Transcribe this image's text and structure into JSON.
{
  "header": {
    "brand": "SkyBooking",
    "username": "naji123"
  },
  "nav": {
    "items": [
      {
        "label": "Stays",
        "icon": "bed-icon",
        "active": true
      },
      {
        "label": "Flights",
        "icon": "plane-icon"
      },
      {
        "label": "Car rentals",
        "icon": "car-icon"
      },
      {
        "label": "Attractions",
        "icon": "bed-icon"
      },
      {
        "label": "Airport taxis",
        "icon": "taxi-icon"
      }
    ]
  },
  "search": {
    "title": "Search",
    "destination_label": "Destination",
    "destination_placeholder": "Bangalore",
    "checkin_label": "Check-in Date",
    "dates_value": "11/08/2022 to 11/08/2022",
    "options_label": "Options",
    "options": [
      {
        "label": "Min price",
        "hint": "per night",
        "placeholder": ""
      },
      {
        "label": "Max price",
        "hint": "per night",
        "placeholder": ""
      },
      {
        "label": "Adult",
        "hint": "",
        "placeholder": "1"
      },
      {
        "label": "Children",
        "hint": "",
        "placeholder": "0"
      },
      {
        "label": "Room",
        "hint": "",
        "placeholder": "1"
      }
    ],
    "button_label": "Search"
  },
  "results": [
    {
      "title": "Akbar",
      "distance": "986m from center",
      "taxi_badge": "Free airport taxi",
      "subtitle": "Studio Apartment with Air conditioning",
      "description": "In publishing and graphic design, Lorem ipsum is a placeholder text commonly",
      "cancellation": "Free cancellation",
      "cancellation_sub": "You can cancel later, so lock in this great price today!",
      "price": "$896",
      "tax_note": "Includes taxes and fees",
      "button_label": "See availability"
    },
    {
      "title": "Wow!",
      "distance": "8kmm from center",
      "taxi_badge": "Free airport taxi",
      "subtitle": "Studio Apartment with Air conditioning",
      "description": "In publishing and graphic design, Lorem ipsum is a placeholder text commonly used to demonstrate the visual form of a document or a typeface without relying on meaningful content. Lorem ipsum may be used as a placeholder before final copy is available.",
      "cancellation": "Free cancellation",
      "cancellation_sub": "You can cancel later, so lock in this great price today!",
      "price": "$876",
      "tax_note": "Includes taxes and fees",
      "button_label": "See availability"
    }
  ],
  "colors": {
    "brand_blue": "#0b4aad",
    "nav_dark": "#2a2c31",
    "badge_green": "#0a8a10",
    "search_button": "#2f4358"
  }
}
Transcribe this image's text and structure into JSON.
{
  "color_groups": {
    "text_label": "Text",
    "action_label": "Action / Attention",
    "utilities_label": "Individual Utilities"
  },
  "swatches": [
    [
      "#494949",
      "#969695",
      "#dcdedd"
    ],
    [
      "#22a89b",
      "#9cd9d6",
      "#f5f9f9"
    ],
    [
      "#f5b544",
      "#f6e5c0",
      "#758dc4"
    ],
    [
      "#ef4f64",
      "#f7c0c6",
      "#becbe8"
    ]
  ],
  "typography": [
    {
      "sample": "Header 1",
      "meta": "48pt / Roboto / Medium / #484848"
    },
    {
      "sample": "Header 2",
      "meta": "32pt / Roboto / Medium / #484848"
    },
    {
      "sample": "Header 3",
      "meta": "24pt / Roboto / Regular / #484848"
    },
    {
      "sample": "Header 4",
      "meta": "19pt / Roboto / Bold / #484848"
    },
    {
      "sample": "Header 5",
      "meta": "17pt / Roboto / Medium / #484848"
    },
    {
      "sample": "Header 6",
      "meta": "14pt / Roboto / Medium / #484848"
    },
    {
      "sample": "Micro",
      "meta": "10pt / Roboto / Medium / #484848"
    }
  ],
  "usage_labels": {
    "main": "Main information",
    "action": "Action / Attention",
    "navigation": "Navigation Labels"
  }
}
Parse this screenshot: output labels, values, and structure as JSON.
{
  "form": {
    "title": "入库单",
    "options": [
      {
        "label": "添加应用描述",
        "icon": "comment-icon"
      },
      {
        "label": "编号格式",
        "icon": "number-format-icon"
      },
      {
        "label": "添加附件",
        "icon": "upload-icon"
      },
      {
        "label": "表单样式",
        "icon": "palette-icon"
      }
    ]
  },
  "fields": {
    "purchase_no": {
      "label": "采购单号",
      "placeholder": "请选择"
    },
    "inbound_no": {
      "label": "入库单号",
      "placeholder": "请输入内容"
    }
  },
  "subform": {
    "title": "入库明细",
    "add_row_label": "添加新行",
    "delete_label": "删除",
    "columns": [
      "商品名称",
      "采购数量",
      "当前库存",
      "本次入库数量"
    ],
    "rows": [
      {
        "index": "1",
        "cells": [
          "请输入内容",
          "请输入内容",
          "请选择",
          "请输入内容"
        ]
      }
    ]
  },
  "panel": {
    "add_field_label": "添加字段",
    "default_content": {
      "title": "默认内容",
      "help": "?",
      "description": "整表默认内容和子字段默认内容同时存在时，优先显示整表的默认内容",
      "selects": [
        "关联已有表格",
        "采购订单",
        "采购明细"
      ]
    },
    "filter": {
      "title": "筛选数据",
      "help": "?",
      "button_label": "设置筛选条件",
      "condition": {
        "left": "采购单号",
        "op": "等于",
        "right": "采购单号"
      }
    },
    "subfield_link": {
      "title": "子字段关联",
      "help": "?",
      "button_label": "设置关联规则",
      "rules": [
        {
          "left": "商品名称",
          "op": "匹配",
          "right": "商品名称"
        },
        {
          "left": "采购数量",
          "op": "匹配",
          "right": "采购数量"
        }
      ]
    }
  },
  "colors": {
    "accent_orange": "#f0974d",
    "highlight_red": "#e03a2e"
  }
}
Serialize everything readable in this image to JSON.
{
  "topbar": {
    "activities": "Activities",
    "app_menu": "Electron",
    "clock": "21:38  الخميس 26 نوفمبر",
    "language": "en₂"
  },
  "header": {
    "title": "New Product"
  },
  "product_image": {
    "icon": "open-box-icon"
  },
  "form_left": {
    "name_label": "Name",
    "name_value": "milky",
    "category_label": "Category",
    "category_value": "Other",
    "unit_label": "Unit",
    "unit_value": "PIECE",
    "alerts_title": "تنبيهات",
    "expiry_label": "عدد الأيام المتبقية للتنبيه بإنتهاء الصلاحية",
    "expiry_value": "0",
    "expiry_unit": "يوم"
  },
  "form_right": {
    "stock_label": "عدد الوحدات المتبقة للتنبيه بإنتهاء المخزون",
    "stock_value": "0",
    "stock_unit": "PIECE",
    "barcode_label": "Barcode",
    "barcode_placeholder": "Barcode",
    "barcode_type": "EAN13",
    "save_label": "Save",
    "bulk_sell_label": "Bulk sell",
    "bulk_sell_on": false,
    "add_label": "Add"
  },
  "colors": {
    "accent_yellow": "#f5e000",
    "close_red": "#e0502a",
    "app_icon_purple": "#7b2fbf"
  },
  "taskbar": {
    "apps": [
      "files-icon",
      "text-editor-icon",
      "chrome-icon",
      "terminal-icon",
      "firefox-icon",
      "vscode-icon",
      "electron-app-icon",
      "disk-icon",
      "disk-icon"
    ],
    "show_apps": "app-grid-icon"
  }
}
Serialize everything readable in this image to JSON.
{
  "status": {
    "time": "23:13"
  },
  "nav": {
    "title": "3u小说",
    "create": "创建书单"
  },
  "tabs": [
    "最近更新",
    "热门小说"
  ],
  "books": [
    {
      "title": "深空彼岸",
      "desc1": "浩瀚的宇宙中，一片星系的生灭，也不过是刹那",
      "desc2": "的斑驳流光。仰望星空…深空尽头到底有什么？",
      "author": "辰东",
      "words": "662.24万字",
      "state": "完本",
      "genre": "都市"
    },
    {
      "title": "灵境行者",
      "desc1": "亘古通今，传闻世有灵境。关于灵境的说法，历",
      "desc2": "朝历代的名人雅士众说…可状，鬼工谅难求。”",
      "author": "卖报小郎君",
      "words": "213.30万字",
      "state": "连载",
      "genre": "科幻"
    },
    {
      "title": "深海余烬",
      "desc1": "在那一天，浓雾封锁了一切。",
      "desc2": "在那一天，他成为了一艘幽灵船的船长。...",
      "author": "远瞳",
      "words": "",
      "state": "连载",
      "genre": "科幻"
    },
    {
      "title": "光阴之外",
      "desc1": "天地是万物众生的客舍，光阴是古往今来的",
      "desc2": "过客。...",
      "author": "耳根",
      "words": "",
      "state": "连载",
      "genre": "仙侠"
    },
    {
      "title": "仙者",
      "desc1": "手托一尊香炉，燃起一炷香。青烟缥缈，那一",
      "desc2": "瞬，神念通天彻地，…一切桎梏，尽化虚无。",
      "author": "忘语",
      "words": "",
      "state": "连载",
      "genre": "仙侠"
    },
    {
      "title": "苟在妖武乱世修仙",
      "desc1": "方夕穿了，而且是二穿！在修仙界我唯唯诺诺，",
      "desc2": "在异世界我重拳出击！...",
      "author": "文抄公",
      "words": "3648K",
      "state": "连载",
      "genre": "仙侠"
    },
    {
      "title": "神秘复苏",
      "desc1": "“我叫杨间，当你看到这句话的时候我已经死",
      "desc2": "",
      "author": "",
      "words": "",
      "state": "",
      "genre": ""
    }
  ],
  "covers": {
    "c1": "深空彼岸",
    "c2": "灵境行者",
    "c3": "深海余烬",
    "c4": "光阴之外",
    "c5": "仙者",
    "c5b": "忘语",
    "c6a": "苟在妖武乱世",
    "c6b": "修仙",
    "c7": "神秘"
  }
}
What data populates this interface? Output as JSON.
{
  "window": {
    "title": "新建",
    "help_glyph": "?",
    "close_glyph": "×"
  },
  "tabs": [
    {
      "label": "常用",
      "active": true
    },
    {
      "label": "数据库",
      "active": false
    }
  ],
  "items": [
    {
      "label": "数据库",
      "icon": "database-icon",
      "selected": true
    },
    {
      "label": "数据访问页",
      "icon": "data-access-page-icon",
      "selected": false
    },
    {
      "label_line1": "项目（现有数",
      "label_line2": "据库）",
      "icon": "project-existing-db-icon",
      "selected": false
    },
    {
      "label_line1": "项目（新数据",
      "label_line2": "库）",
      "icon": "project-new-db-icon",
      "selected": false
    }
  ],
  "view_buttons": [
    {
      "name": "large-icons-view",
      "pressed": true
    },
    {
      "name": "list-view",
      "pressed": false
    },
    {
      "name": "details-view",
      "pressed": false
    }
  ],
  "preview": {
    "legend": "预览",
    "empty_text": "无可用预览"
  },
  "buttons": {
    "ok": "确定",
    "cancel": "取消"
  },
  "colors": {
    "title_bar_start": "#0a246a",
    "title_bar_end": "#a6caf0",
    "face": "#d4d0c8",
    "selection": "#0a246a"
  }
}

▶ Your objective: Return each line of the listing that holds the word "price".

▶ Answer for this exercise:
        "label": "Min price",
        "label": "Max price",
      "cancellation_sub": "You can cancel later, so lock in this great price today!",
      "price": "$896",
      "cancellation_sub": "You can cancel later, so lock in this great price today!",
      "price": "$876",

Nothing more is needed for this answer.